Don’t let power tools intimidate you. Once you start to use them, they get really addicting really fast. My first build was a few years ago: a simple cupcake stand for my sister-in-law’s bridal shower. I’ve been hooked ever since. Y’all, I had no idea what I was doing when I first started. But the sisters at Shanty 2 Chic, Ana White and a ton of other Pinterest contributors all had tutorials that taught me about the wide range of tools out there and different building methods, and here I am four years later with over half of the furniture in our house coming from my makeshift garage workshop.
Rule #1: Don’t let power tools intimidate you.
Rule #2: Be safe. Always wear protective gear and be aware of your surroundings during a build.
That said, here is the tutorial for building the L-shape desk system I made for our home office. This has a lot of steps, but is a really simple concept and easy to build. The entire desk is built out of 2x4s making it super sturdy and inexpensive!!! The system is made of two desks that move independently of one another. As both pieces are built exactly the same way (except one desk is 12″ shorter length-wise than the other), this tutorial is for the longer desk piece in this system. To make the second desk piece, subtract 12″ from all lengthwise measurements. Your width and height pieces will remain the same.
The dimensions of this desk are 60″ l x 20″ w x 38 1/2″ h.

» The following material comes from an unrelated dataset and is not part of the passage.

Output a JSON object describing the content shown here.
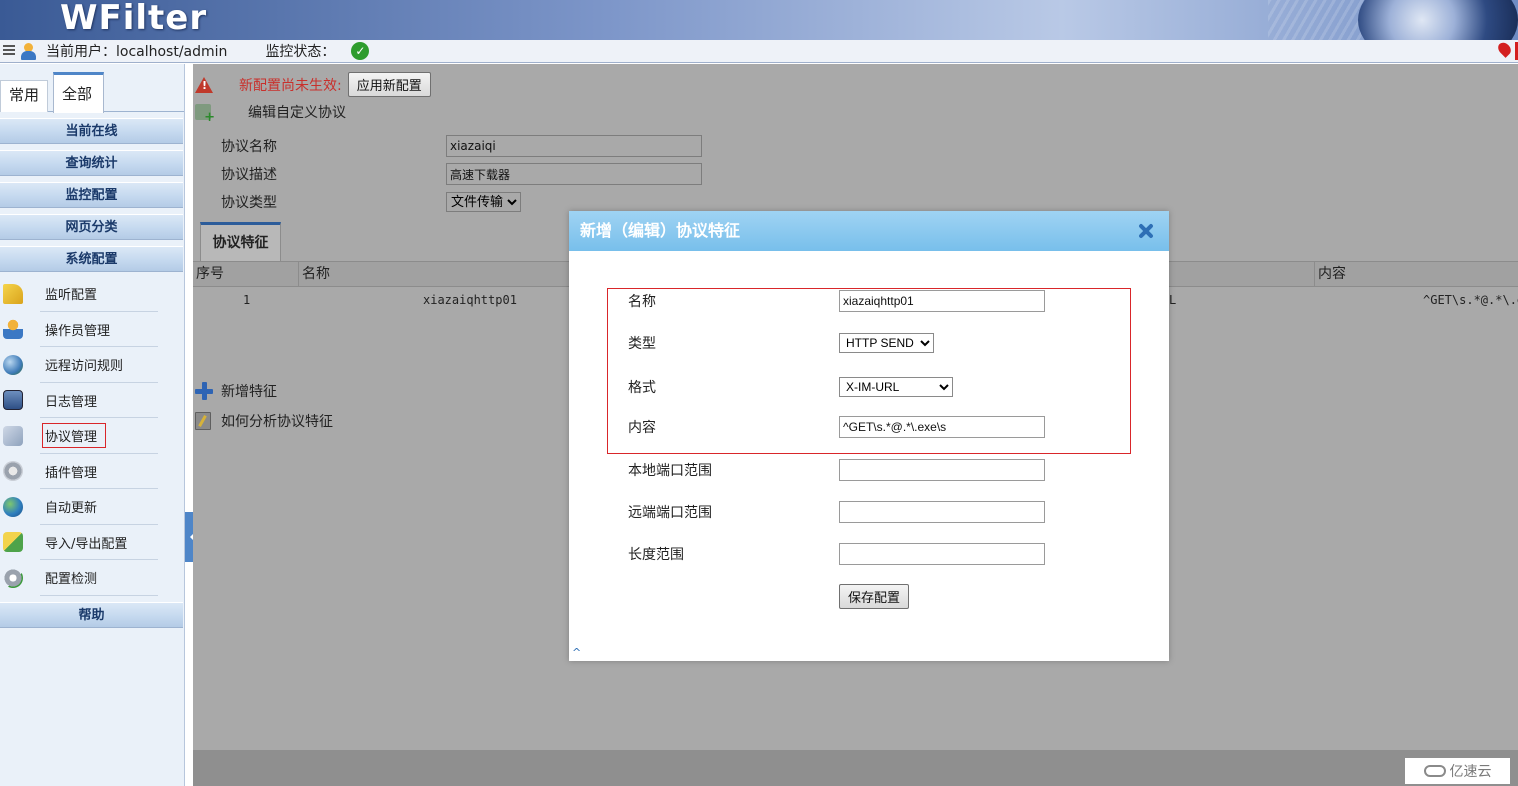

This is a modification of this desk I found on Ana-White’s blog. Be sure to check out her site. She’s an incredible inspiration!
DIY Counter Height Desk System
What you’ll need:
2 1/2″ pocket hole screws
Clamps (right angle and C)
Paint/Stain of your choice
Start by building the sides of your frame. I cut two pieces of 2x4s at 37″ each (these will be the legs) and one piece at 13″ (this will connect the legs).
Using your Kreg Jig (or mini in my case), drill four pocket holes into the 13″ piece of 2×4. Clamp this piece in place between the two 37″ 2x4s and connect with 2 1/2″ pocket hole screws.
Each side will resemble an upside down U. Next, cut another 13″ piece of 2×4 for each of your side frames and connect them via pocket hole screws. I placed this piece 12″ below the top of the frame. Once connected, you will have one piece resembling an A (see below). Repeat this step to form the other side of your frame.
Here is where your right angle clamp comes in. You can do this without one, but you will definitely need an extra set of hands. Measure and cut two 57″ pieces of 2×4. These two pieces will complete the apron of the desk. Drill two pocket holes in either side then, using your right angle clamp, connect the front and back aprons to the side pieces from the previous step.
Finally, cut a third 57″ piece and connect it to the back side of the frame using 2 1/2″ pocket hole screws. Again, I chose to place mine 12″ below the top of the frame. The key is to ensure these secondary supports line up with their counterparts on each side. Once you’ve connected this piece, your frame is finished!
Now on to the fun part: the planked top! I used my miter saw to cut 6 2x4s down to 62″ lengths which gave me a 1″ overhang on either side of the desk. Once they’re all cut, drill four pocket holes evenly spaced on the back side of each 2×4 and lay them out topside down, side by side.
You can use a straight edge clamp to hold all six pieces together or, rather than buy one, you can use C-clamps and connect two at a time. Either way, connect them with 2 1/2″ pocket hole screws pocket hole screws and repeat until all six of your boards are connected as one piece.
The final step is to connect the top to your frame. Using your kreg jig, drill one pocket hole on either side of the front and back of your frame (that’s four total). Line the top of the frame with wood glue. Lay your planked top flat, bottom side up, turn your frame upside down and center it over your top. Put 2 1/2″ screws through those four pocket holes you drilled in the frame to connect the frame to the top, and your desk is built!
Fill in your pocket holes with wood filler and then sand down the entire thing to give it a smooth finish. If you are staining your desk, this will help the wood to take the stain more evenly. Finish your desk with the paint or stain of your choice. I chose Rustoleum bright white enamel for the frame (super easy to wipe down) and mixed Minwax Weathered Oak and Classic Gray to stain the top.
Now sit back and enjoy your creation!
I hope you enjoyed this tutorial. We’d love to know how yours turned out!